How can I be sure I am eating enough protein?
Eating 60 to 70 grams of protein a day is generally enough. Check with your dietitian to determine the right amount for your type of surgery.

Is there any restriction of salt intake?
No, your salt intake will be unchanged unless otherwise instructed by your primary care physician.

Will I be able to eat "spicy" foods or seasoned foods?
Most patients are able to enjoy spices about three to six months following surgery.

Will I be allowed to drink alcohol?
You will find that even small amounts of alcohol will affect you quickly. It is suggested that you drink no alcohol for the first year. Thereafter, with your physician's approval, you may have a glass of wine or a small cocktail.  Alcohol provides empty calories and can lead to stomach irritation.

Will I need supplemental vitamins?
Yes, you will be required to take supplements for the rest of your life. 

What vitamins and supplements will I need to take after surgery?
The need for nutritional supplements will vary depending on the type of surgery you have and on your own specific health needs. All patients will need to take a daily multivitamin for the rest of their lives, as well as, calcium and B12. Some patients will require iron supplements as well. Women are more susceptible to iron deficiency especially if they are still menstruating, therefore, menstruating women are likely to be placed on iron supplements.

Do I meet with a nutritionist before and after surgery?
We require patients to consult with a nutritionist both before and after surgery to assure successful outcomes.  A bariatric dietitian will continue to meet with you at each of your follow-up appointments.
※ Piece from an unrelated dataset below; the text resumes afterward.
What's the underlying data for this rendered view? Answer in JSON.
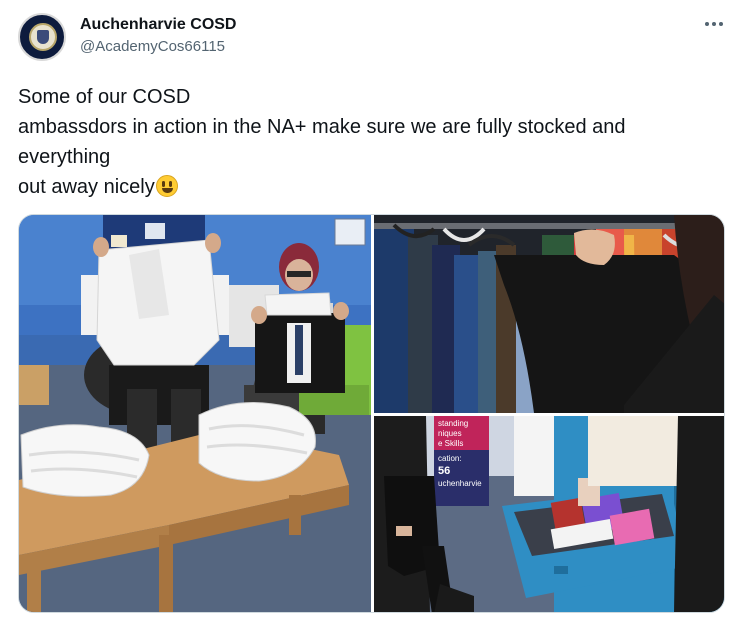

Will I get a copy of suggested eating patterns and food choices after surgery?
We provide patients with materials that clearly outline their expectations regarding diet and compliance to guidelines for the best outcome based on your surgical procedure. After surgery, health and weight loss are highly dependent on patient compliance with these guidelines. You must do your part by restricting high-calorie foods, by avoiding sugar, snacks and fats, and by strictly following the guidelines set by your surgeon.